EXERCISE REQUIREMENTS => The result should be all the records, exact and complete, without a single picture.

LISTED RECORDS =>
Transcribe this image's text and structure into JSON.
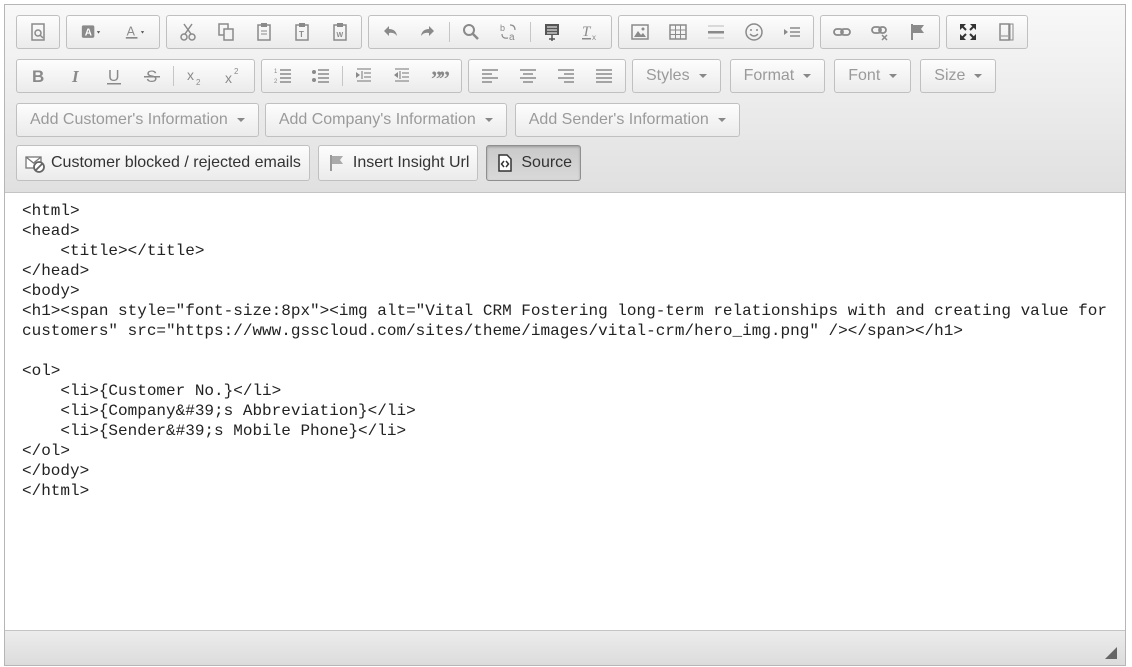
{
  "toolbar": {
    "formats": [
      {
        "label": "Styles"
      },
      {
        "label": "Format"
      },
      {
        "label": "Font"
      },
      {
        "label": "Size"
      }
    ],
    "insert_dropdowns": [
      {
        "label": "Add Customer's Information"
      },
      {
        "label": "Add Company's Information"
      },
      {
        "label": "Add Sender's Information"
      }
    ],
    "custom_buttons": [
      {
        "label": "Customer blocked / rejected emails"
      },
      {
        "label": "Insert Insight Url"
      },
      {
        "label": "Source"
      }
    ]
  },
  "source": {
    "text": "<html>\n<head>\n    <title></title>\n</head>\n<body>\n<h1><span style=\"font-size:8px\"><img alt=\"Vital CRM Fostering long-term relationships with and creating value for customers\" src=\"https://www.gsscloud.com/sites/theme/images/vital-crm/hero_img.png\" /></span></h1>\n\n<ol>\n    <li>{Customer No.}</li>\n    <li>{Company&#39;s Abbreviation}</li>\n    <li>{Sender&#39;s Mobile Phone}</li>\n</ol>\n</body>\n</html>"
  },
  "colors": {
    "toolbar_bg": "#e6e6e6",
    "icon": "#8a8a8a",
    "text": "#222222",
    "combo_text": "#9a9a9a"
  }
}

OUTPUT BELOW =>
Transcribe this image's text and structure into JSON.
{
  "toolbar": {
    "formats": [
      {
        "label": "Styles"
      },
      {
        "label": "Format"
      },
      {
        "label": "Font"
      },
      {
        "label": "Size"
      }
    ],
    "insert_dropdowns": [
      {
        "label": "Add Customer's Information"
      },
      {
        "label": "Add Company's Information"
      },
      {
        "label": "Add Sender's Information"
      }
    ],
    "custom_buttons": [
      {
        "label": "Customer blocked / rejected emails"
      },
      {
        "label": "Insert Insight Url"
      },
      {
        "label": "Source"
      }
    ]
  },
  "source": {
    "text": "<html>\n<head>\n    <title></title>\n</head>\n<body>\n<h1><span style=\"font-size:8px\"><img alt=\"Vital CRM Fostering long-term relationships with and creating value for customers\" src=\"https://www.gsscloud.com/sites/theme/images/vital-crm/hero_img.png\" /></span></h1>\n\n<ol>\n    <li>{Customer No.}</li>\n    <li>{Company&#39;s Abbreviation}</li>\n    <li>{Sender&#39;s Mobile Phone}</li>\n</ol>\n</body>\n</html>"
  },
  "colors": {
    "toolbar_bg": "#e6e6e6",
    "icon": "#8a8a8a",
    "text": "#222222",
    "combo_text": "#9a9a9a"
  }
}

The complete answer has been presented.